*Remember–Milou is for sale; read all about it here!*

For the most part, our time in Baja has been pretty insect-free. We’ve been pestered by little non-biting flies called “bobos” a couple of times, but haven’t seen more than a handful of mosquitoes. That’s all over now.

The bees in Baja are legendary. They have a hard time finding water in the desert, so they’ve adopted a strategy to seek out any small source. Drip in your faucet? They’re on it. Wet swimsuit, rinsed in fresh water? You bet.

The solar shower on the stern. Find the leak!

The solar shower on the stern. Find the leak!

Early in our trip, we weren’t so awesome at keeping the bugs out. We’ve got screens for most of our hatches, but the companionway was regularly swarmed with mosquitoes, and we kept it closed and often draped with towels to protect ourselves. That doesn’t work in hot places–we need the air circulation; so we’ve stolen a genius idea from an Ovni we met in Jamaica, and draped the companionway with a hanging bug net.DSCF4289 (1)

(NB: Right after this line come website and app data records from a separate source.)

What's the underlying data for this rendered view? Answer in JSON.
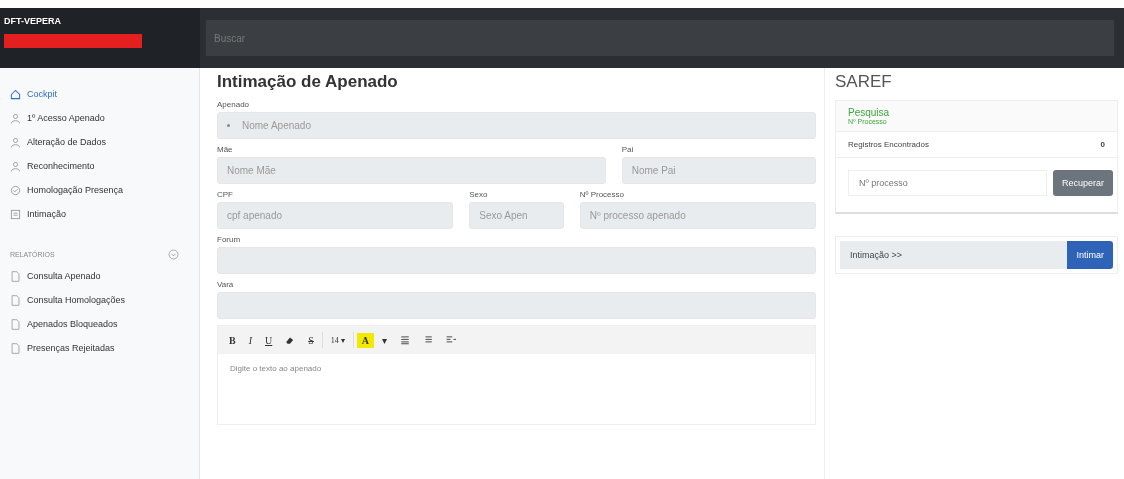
{
  "header": {
    "brand": "DFT-VEPERA",
    "search": {
      "placeholder": "Buscar"
    }
  },
  "sidebar": {
    "items": [
      {
        "label": "Cockpit",
        "selected": true
      },
      {
        "label": "1º Acesso Apenado",
        "selected": false
      },
      {
        "label": "Alteração de Dados",
        "selected": false
      },
      {
        "label": "Reconhecimento",
        "selected": false
      },
      {
        "label": "Homologação Presença",
        "selected": false
      },
      {
        "label": "Intimação",
        "selected": false
      }
    ],
    "section": {
      "title": "RELATÓRIOS",
      "items": [
        {
          "label": "Consulta Apenado"
        },
        {
          "label": "Consulta Homologações"
        },
        {
          "label": "Apenados Bloqueados"
        },
        {
          "label": "Presenças Rejeitadas"
        }
      ]
    }
  },
  "form": {
    "title": "Intimação de Apenado",
    "fields": [
      {
        "label": "Apenado",
        "placeholder": "Nome Apenado",
        "kind": "select"
      },
      {
        "label": "Mãe",
        "placeholder": "Nome Mãe",
        "kind": "text"
      },
      {
        "label": "Pai",
        "placeholder": "Nome Pai",
        "kind": "text"
      },
      {
        "label": "CPF",
        "placeholder": "cpf apenado",
        "kind": "text"
      },
      {
        "label": "Sexo",
        "placeholder": "Sexo Apen",
        "kind": "text"
      },
      {
        "label": "Nº Processo",
        "placeholder": "Nº processo apenado",
        "kind": "text"
      },
      {
        "label": "Forum",
        "kind": "text"
      },
      {
        "label": "Vara",
        "kind": "text"
      }
    ],
    "editor": {
      "toolbar": [
        {
          "kind": "bold",
          "label": "B"
        },
        {
          "kind": "italic",
          "label": "I"
        },
        {
          "kind": "underline",
          "label": "U"
        },
        {
          "kind": "eraser"
        },
        {
          "kind": "strike",
          "label": "S"
        },
        {
          "kind": "sep"
        },
        {
          "kind": "dropdown",
          "label": "14 ▾"
        },
        {
          "kind": "sep"
        },
        {
          "kind": "color",
          "label": "A"
        },
        {
          "kind": "caret",
          "label": "▾"
        },
        {
          "kind": "ul"
        },
        {
          "kind": "ol"
        },
        {
          "kind": "align"
        }
      ],
      "placeholder": "Digite o texto ao apenado"
    }
  },
  "saref": {
    "title": "SAREF",
    "card_title": "Pesquisa",
    "card_subtitle": "Nº Processo",
    "records_label": "Registros Encontrados",
    "records_count": "0",
    "process_placeholder": "Nº processo",
    "recover_button": "Recuperar",
    "intimation_field": "Intimação >>",
    "intimate_button": "Intimar"
  }
}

It’s a little bit of a hassle getting in and out of the boat, but we can wash our dishes without fear of getting stung.